**Problem statement**
What is needed here is a word-for-word copy of all the entries below.

Data about app and page elements:
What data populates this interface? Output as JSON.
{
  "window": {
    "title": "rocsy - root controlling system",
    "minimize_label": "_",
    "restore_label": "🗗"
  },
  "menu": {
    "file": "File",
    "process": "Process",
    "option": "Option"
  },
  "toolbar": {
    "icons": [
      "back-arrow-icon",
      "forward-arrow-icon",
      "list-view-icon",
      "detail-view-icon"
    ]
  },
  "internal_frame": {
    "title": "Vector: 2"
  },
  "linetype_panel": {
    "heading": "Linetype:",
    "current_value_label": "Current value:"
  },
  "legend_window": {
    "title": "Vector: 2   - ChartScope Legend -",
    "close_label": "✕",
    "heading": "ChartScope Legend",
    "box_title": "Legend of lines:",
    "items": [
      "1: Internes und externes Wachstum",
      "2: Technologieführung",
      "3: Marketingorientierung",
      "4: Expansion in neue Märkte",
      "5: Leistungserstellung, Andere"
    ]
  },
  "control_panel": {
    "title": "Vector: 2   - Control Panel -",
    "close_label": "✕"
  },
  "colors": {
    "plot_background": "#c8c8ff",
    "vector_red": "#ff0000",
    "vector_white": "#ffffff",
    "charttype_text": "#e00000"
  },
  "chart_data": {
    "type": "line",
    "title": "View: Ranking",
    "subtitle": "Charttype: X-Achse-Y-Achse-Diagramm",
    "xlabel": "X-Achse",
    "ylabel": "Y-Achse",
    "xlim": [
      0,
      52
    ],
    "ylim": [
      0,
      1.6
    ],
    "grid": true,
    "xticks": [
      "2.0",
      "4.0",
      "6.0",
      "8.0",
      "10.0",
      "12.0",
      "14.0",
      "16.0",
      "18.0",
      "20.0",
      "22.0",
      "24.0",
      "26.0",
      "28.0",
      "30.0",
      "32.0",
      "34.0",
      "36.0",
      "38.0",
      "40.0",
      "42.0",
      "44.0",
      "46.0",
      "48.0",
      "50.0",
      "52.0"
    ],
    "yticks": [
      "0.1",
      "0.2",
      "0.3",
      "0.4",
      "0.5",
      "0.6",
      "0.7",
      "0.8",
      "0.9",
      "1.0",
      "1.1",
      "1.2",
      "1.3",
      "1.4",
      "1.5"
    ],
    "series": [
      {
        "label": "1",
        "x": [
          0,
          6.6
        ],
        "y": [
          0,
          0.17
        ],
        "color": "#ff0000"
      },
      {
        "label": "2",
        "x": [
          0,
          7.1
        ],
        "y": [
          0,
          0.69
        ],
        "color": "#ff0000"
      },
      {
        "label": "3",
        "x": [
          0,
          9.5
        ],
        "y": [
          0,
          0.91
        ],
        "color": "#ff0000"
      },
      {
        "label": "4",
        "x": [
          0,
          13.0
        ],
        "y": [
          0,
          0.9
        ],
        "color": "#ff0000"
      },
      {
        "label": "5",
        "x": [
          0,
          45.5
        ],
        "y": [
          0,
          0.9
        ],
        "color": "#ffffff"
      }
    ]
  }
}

**Result of the task**
What data populates this interface? Output as JSON.
{
  "window": {
    "title": "rocsy - root controlling system",
    "minimize_label": "_",
    "restore_label": "🗗"
  },
  "menu": {
    "file": "File",
    "process": "Process",
    "option": "Option"
  },
  "toolbar": {
    "icons": [
      "back-arrow-icon",
      "forward-arrow-icon",
      "list-view-icon",
      "detail-view-icon"
    ]
  },
  "internal_frame": {
    "title": "Vector: 2"
  },
  "linetype_panel": {
    "heading": "Linetype:",
    "current_value_label": "Current value:"
  },
  "legend_window": {
    "title": "Vector: 2   - ChartScope Legend -",
    "close_label": "✕",
    "heading": "ChartScope Legend",
    "box_title": "Legend of lines:",
    "items": [
      "1: Internes und externes Wachstum",
      "2: Technologieführung",
      "3: Marketingorientierung",
      "4: Expansion in neue Märkte",
      "5: Leistungserstellung, Andere"
    ]
  },
  "control_panel": {
    "title": "Vector: 2   - Control Panel -",
    "close_label": "✕"
  },
  "colors": {
    "plot_background": "#c8c8ff",
    "vector_red": "#ff0000",
    "vector_white": "#ffffff",
    "charttype_text": "#e00000"
  },
  "chart_data": {
    "type": "line",
    "title": "View: Ranking",
    "subtitle": "Charttype: X-Achse-Y-Achse-Diagramm",
    "xlabel": "X-Achse",
    "ylabel": "Y-Achse",
    "xlim": [
      0,
      52
    ],
    "ylim": [
      0,
      1.6
    ],
    "grid": true,
    "xticks": [
      "2.0",
      "4.0",
      "6.0",
      "8.0",
      "10.0",
      "12.0",
      "14.0",
      "16.0",
      "18.0",
      "20.0",
      "22.0",
      "24.0",
      "26.0",
      "28.0",
      "30.0",
      "32.0",
      "34.0",
      "36.0",
      "38.0",
      "40.0",
      "42.0",
      "44.0",
      "46.0",
      "48.0",
      "50.0",
      "52.0"
    ],
    "yticks": [
      "0.1",
      "0.2",
      "0.3",
      "0.4",
      "0.5",
      "0.6",
      "0.7",
      "0.8",
      "0.9",
      "1.0",
      "1.1",
      "1.2",
      "1.3",
      "1.4",
      "1.5"
    ],
    "series": [
      {
        "label": "1",
        "x": [
          0,
          6.6
        ],
        "y": [
          0,
          0.17
        ],
        "color": "#ff0000"
      },
      {
        "label": "2",
        "x": [
          0,
          7.1
        ],
        "y": [
          0,
          0.69
        ],
        "color": "#ff0000"
      },
      {
        "label": "3",
        "x": [
          0,
          9.5
        ],
        "y": [
          0,
          0.91
        ],
        "color": "#ff0000"
      },
      {
        "label": "4",
        "x": [
          0,
          13.0
        ],
        "y": [
          0,
          0.9
        ],
        "color": "#ff0000"
      },
      {
        "label": "5",
        "x": [
          0,
          45.5
        ],
        "y": [
          0,
          0.9
        ],
        "color": "#ffffff"
      }
    ]
  }
}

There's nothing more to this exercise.